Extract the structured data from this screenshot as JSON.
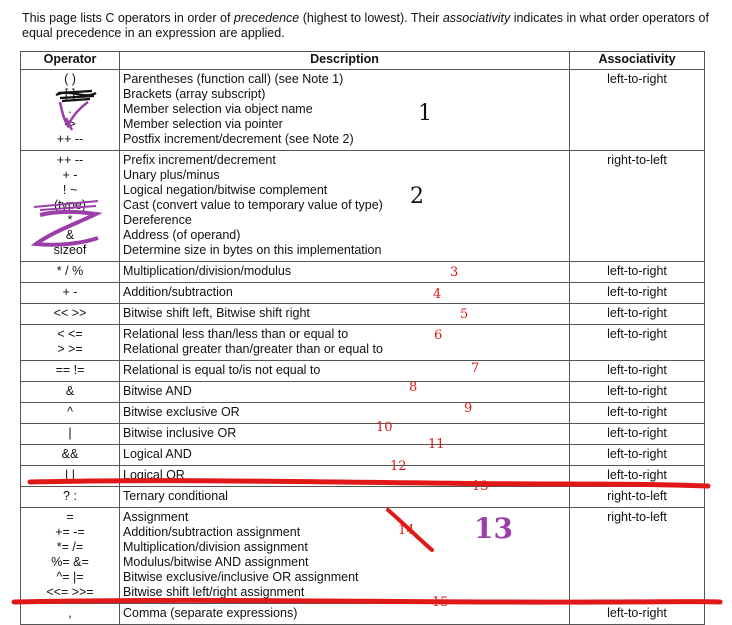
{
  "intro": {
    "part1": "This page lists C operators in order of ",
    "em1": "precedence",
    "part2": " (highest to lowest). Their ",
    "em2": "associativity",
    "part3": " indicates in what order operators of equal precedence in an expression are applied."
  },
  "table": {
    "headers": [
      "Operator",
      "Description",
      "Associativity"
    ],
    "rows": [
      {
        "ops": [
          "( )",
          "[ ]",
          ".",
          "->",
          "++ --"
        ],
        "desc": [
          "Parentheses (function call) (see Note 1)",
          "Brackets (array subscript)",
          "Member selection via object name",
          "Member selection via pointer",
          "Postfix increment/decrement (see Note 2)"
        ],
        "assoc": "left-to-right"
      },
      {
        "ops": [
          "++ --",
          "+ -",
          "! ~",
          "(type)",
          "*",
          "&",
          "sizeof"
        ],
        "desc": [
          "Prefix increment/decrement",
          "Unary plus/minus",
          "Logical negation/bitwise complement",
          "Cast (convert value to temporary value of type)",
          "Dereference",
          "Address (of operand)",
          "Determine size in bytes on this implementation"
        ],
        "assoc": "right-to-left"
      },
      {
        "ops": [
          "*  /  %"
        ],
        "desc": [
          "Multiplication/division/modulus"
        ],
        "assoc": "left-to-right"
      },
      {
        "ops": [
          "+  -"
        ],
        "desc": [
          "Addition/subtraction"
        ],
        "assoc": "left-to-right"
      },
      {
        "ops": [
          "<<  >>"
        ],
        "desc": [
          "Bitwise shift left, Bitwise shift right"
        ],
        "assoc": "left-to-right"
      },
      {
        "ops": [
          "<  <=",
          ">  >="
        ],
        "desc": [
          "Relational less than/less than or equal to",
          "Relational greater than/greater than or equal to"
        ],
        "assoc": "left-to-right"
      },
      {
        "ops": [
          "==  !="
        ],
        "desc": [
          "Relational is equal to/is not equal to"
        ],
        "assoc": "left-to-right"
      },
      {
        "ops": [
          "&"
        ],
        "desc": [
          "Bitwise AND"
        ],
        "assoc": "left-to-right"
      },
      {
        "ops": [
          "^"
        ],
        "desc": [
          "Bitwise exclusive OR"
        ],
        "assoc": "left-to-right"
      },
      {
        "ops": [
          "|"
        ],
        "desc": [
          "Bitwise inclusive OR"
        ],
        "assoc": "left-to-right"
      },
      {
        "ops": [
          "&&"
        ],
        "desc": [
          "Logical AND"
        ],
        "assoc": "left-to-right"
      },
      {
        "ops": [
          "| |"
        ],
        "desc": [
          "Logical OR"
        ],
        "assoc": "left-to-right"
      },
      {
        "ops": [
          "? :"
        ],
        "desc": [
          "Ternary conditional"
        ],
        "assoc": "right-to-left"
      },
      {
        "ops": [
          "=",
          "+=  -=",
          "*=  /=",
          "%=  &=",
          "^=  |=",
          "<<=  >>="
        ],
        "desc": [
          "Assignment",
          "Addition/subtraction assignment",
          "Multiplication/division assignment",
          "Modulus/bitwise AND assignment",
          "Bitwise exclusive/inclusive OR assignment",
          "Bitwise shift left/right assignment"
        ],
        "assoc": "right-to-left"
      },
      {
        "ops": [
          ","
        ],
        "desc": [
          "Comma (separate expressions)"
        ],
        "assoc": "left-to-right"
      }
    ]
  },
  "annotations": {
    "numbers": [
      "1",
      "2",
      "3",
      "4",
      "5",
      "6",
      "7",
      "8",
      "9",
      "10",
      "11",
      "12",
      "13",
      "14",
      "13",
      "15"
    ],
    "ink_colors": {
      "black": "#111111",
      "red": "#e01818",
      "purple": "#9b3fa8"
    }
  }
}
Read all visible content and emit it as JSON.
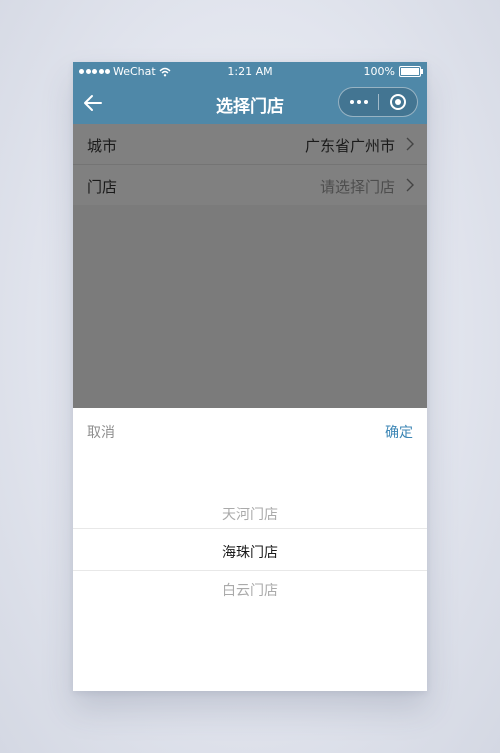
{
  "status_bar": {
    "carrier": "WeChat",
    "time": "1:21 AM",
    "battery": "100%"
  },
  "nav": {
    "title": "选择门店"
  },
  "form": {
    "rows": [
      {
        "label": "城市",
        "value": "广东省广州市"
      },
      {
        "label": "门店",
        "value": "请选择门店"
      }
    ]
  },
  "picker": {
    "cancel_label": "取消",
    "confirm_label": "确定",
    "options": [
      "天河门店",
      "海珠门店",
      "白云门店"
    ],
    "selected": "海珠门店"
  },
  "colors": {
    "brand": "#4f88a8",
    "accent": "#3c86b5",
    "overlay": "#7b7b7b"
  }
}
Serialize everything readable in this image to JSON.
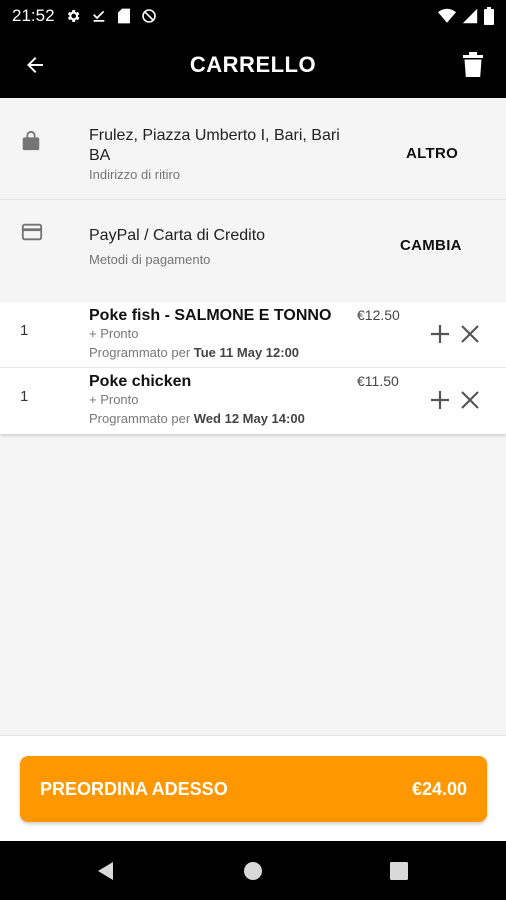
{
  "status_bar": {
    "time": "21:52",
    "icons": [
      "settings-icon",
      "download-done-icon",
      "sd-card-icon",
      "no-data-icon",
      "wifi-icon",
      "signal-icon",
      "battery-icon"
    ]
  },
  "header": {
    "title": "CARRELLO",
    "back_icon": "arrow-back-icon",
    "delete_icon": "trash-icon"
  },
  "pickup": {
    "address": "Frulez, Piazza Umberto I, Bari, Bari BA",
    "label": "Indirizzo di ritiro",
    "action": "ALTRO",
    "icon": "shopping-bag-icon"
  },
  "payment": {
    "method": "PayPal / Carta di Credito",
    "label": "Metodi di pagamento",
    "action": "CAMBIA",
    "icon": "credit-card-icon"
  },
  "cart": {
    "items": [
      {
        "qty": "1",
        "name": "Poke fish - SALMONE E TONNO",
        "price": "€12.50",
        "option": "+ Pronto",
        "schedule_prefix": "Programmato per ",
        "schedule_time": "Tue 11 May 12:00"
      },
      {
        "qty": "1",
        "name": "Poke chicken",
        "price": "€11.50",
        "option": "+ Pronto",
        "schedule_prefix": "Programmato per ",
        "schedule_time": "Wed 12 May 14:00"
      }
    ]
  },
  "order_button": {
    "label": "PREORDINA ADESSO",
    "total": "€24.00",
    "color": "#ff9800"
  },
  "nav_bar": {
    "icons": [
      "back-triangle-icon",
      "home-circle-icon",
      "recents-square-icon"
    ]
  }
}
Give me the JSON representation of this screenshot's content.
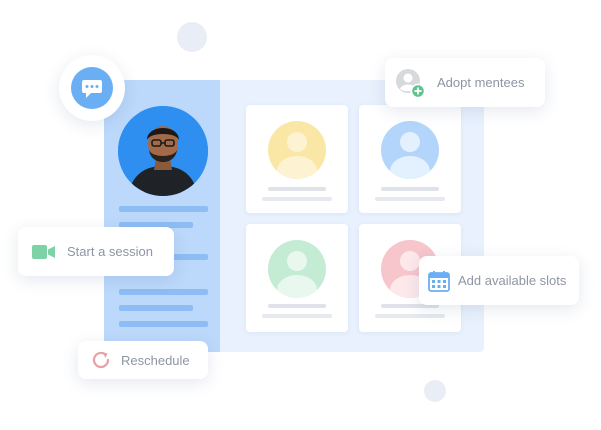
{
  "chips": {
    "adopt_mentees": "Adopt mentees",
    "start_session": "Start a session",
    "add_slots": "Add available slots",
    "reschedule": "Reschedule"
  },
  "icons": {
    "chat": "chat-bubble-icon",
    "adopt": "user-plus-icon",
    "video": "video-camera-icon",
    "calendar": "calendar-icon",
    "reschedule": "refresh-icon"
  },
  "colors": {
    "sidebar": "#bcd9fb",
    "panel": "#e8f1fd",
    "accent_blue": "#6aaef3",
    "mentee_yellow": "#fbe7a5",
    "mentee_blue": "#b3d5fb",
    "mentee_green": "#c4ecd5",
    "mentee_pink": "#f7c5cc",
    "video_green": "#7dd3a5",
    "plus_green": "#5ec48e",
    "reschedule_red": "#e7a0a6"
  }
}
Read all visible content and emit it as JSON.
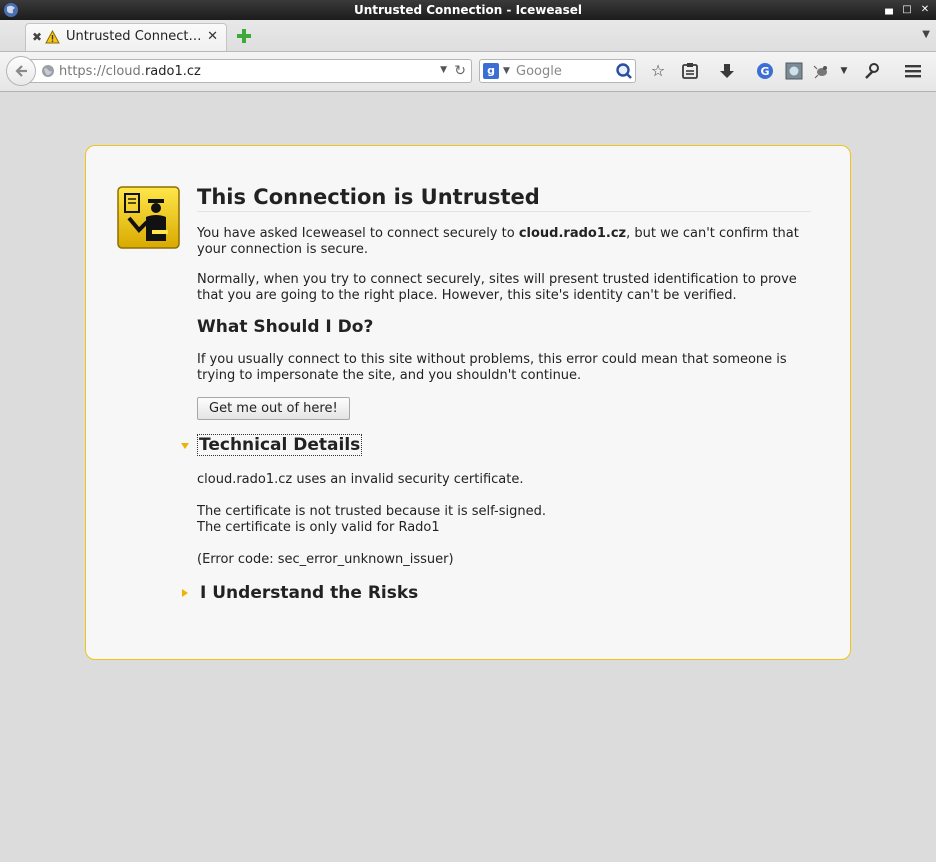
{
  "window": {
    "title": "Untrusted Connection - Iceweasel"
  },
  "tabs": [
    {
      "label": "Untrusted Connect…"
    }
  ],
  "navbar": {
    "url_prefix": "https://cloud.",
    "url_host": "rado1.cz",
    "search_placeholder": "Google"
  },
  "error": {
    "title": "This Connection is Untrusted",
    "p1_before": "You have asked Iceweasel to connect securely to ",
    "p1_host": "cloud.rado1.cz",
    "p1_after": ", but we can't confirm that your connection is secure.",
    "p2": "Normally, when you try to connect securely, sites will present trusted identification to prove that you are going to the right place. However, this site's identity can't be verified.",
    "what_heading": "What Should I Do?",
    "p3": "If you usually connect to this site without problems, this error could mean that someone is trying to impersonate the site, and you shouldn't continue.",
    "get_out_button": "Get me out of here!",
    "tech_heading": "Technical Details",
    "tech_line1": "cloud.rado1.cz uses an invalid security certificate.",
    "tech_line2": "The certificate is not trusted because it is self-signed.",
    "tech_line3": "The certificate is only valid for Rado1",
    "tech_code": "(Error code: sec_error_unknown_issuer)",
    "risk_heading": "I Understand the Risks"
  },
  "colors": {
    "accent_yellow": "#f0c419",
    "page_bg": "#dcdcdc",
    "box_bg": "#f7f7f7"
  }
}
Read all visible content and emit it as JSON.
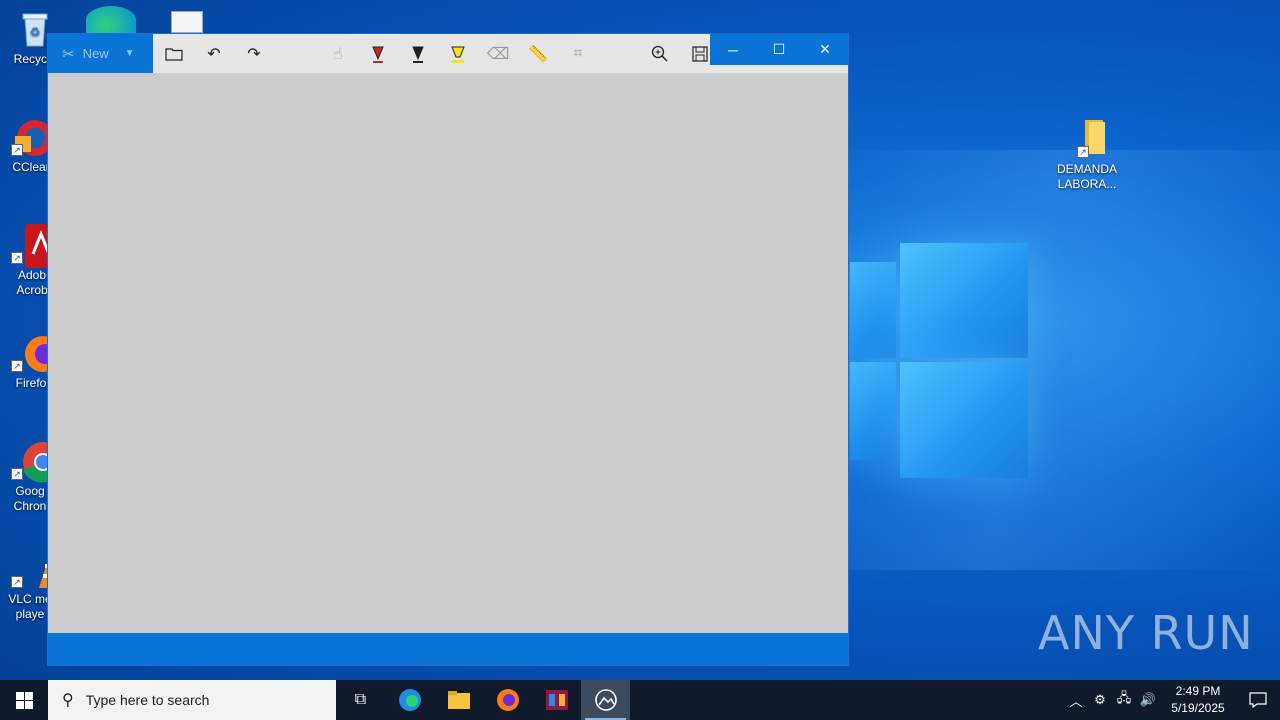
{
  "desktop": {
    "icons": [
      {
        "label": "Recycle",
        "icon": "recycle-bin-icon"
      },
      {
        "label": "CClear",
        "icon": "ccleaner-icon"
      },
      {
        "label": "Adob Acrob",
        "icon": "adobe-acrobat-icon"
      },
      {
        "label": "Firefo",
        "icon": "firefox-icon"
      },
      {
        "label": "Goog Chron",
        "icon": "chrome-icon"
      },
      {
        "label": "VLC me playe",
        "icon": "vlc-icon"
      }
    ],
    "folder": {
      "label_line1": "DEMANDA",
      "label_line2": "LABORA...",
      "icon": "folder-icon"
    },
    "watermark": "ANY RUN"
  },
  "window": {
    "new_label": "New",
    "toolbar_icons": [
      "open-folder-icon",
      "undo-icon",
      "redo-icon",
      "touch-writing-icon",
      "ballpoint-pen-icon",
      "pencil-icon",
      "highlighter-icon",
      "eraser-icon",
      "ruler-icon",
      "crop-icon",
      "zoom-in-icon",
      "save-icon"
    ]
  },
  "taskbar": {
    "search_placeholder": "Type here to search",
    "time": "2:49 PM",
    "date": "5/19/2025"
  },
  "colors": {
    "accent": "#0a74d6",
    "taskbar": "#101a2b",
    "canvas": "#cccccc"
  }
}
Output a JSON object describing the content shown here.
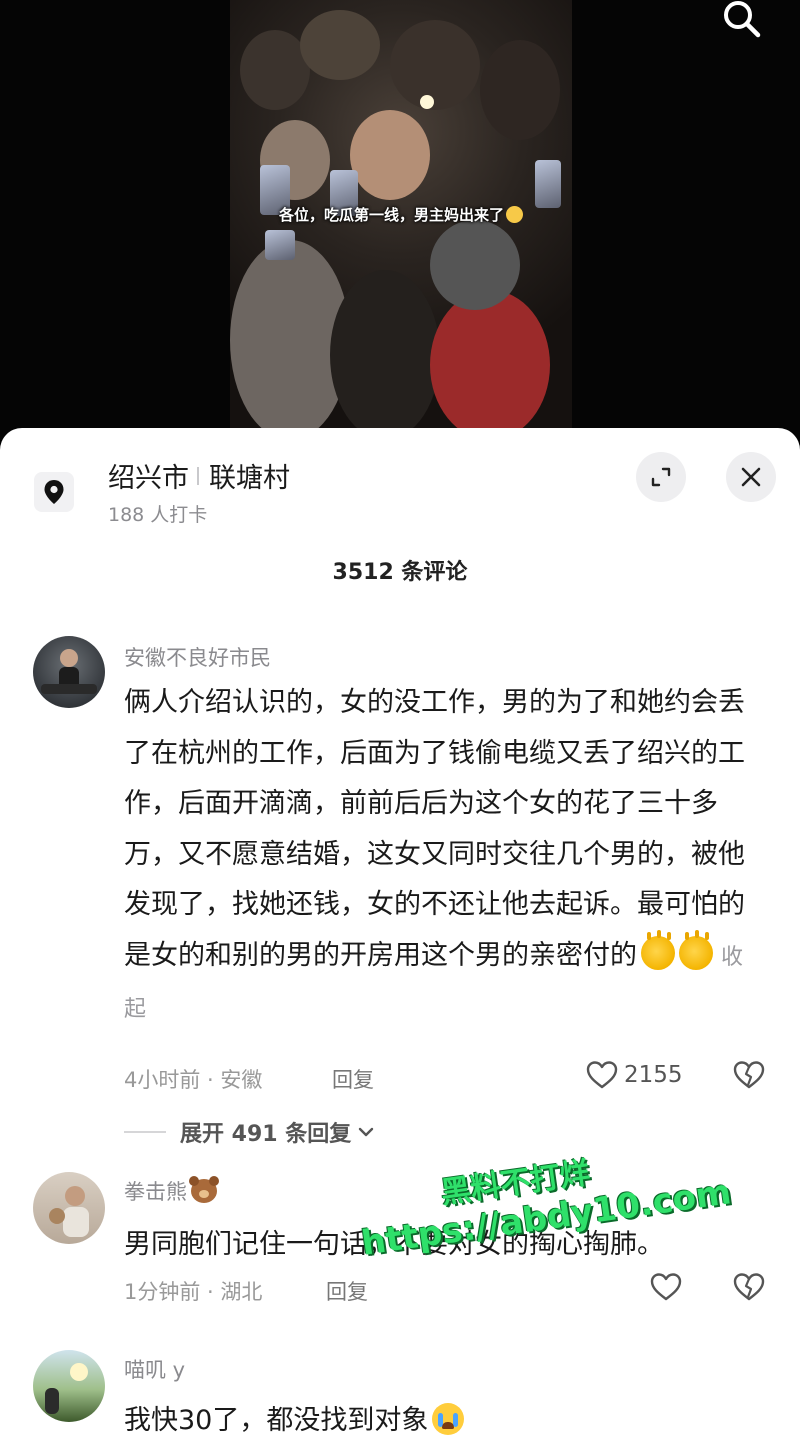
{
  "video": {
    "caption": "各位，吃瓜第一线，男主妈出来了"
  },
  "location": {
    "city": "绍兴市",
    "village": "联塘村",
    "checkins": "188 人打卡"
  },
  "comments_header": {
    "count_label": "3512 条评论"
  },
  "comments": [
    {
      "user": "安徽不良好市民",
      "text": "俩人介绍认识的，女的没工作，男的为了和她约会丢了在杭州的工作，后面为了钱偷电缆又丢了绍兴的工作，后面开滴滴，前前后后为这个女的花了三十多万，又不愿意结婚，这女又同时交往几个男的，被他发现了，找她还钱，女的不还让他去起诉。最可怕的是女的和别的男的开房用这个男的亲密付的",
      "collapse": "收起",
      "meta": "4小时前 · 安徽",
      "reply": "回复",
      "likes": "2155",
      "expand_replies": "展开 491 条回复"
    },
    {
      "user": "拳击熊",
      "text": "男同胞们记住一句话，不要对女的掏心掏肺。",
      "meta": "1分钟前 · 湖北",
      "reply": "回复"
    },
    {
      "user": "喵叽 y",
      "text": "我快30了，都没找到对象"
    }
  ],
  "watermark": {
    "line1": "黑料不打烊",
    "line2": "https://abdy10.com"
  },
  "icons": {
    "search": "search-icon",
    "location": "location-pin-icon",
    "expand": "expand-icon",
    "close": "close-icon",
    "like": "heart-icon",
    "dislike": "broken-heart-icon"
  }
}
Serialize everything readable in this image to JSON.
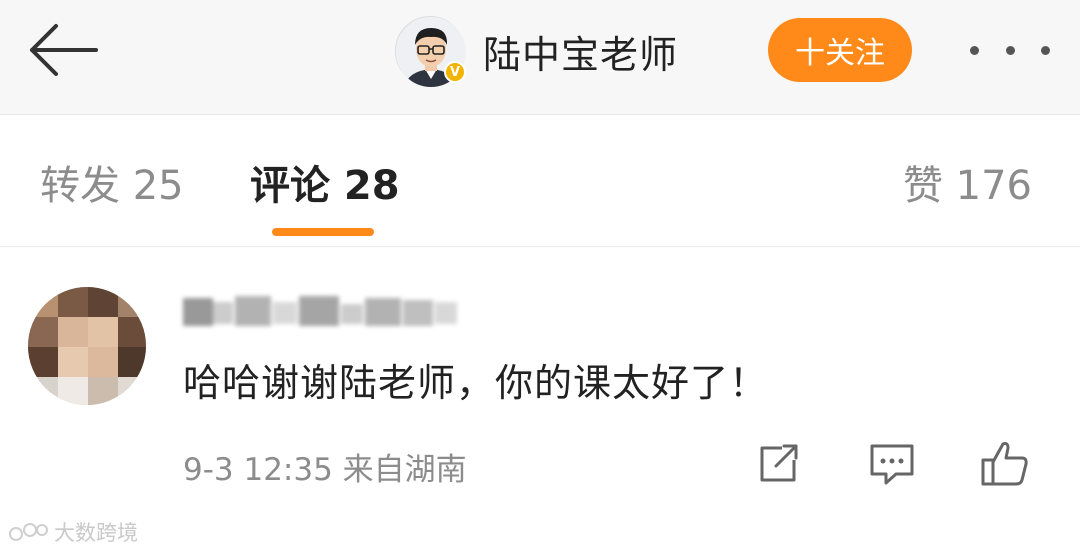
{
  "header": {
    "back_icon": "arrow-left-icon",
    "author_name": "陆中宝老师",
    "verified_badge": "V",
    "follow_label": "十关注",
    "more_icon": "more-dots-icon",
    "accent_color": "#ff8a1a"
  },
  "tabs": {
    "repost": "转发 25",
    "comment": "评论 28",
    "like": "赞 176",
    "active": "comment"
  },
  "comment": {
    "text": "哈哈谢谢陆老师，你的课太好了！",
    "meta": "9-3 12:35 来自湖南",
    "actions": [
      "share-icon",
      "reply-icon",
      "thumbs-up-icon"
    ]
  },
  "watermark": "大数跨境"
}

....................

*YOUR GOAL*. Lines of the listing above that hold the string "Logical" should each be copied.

*FINISHED TASK*.
          "Logical negation/bitwise complement",
          "Logical AND"
          "Logical OR"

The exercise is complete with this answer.